What does empathy have to do with sales copy? Well, everything really.
You’ve probably heard that in order to write great sales copy, you have to get into the head of your ideal client and understand what their pain points are. Once you understand their problem, you can articulate it in your sales copy. Your ideal client then reads this copy, identifies themselves in it, and says “wow, that’s me! Sign me up for whatever this gal is selling!”
For the most part, I agree with this method. But I think it’s incomplete if you don’t incorporate empathy. If you are simply articulating the problems your client faces—with no regard for their emotions and humanity—then you might actually ALIENATE the very person you’re trying to attract. THIS is the type of sales that makes us feel icky. You’ve probably experienced it—maybe at a car lot or some type of high-pressure sales pitch. The salesperson attempts to persuade you by addressing your pain points, but they do so in a way that is entirely off-putting, and maybe even insulting.

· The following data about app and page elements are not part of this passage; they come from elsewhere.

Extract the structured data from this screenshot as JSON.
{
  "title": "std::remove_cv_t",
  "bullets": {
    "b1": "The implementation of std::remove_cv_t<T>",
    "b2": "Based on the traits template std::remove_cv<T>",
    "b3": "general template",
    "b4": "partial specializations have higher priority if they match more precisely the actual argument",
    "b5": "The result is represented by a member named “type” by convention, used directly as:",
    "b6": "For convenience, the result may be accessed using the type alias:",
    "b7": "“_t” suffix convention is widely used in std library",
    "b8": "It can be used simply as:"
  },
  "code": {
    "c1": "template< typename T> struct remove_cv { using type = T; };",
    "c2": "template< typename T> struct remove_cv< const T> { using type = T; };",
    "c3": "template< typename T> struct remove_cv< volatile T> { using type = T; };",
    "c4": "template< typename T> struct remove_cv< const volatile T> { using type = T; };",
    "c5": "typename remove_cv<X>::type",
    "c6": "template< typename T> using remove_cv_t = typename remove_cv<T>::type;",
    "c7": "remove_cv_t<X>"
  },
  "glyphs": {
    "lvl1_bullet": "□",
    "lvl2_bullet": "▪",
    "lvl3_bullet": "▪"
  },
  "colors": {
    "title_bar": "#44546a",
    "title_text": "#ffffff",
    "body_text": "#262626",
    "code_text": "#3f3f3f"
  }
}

Here’s an extreme example: My husband and I went to a timeshare sales pitch (I know, I know. But there was a free 2-night stay and $100 gift card involved if we made it to the end). The salesperson got increasingly frustrated with us, and at one point he said, “Imagine your daughter were to pass away. How would you feel if you hadn’t taken her on vacation?”
I’m sure you’re surprised to hear we did not purchase that timeshare.
If that salesperson had had empathy, he would never have made such a heartless and fear-based comment. He would have thought to himself, “Losing a child is a parent’s worst fear. It’s totally inappropriate for me to bring something like that up in a discussion over vacation homes.”
Okay, so let’s bring it back to sales copy. Yes, you need to address your audience’s pain points. HOWEVER, you need to do so in a way that connects and empathizes—not in a way that attempts to SCARE them into buying from you.
Empathetic Sales Copy in Practice
I’ll give you an example. Let’s take the concept of not having enough time. This is a common pain point for many people, and it’s relevant to a variety of service providers (business coaches, virtual assistants, etc.).
Here’s some sales copy that addresses the pain point without empathy:
Are you struggling to juggle business and life? Constantly feel like your business is going to fail because you don’t have enough time for it all?
Yikes. While these might be valid points, they appeal to my fears, and the message lacks empathy. By bringing up the failure of my business (possibly someone’s biggest fear), this copy attempts to scare me with the prospect of becoming a failure. It might be accurate, but it’s icky.
Here’s the same concept, incorporating empathy:
Are you struggling to juggle business and life? Feel like your to-do list is long but your time is short? Friend, I’ve been there. It can be so difficult to manage all the moving pieces.
This copy addresses the same pain point—lack of time—but in a way that is friendly and understanding, not menacing. It then immediately establishes a connection by saying HEY, I’VE BEEN THERE TOO! This allows the reader to breathe a sigh of relief, because you’ve acknowledged that you’re both in the same boat. Now, your audience can drop their defenses and really hear what you have to say.
For me, writing empathetic sales copy solves two problems. First, it helps my audience feel understood and valued—not pressured. And second, it helps me feel good about what I’m selling, because I’m coming from a place of genuine care and consideration—not from desperation or arm-twisting.
Can I help you sell with empathy?
Is this post speaking your language? If you’re a service-based business owner who wants to sell your services with empathy—but you don’t have the time to DIY your copy—I’d love to chat! Send me an inquiry or schedule a free clarity call here.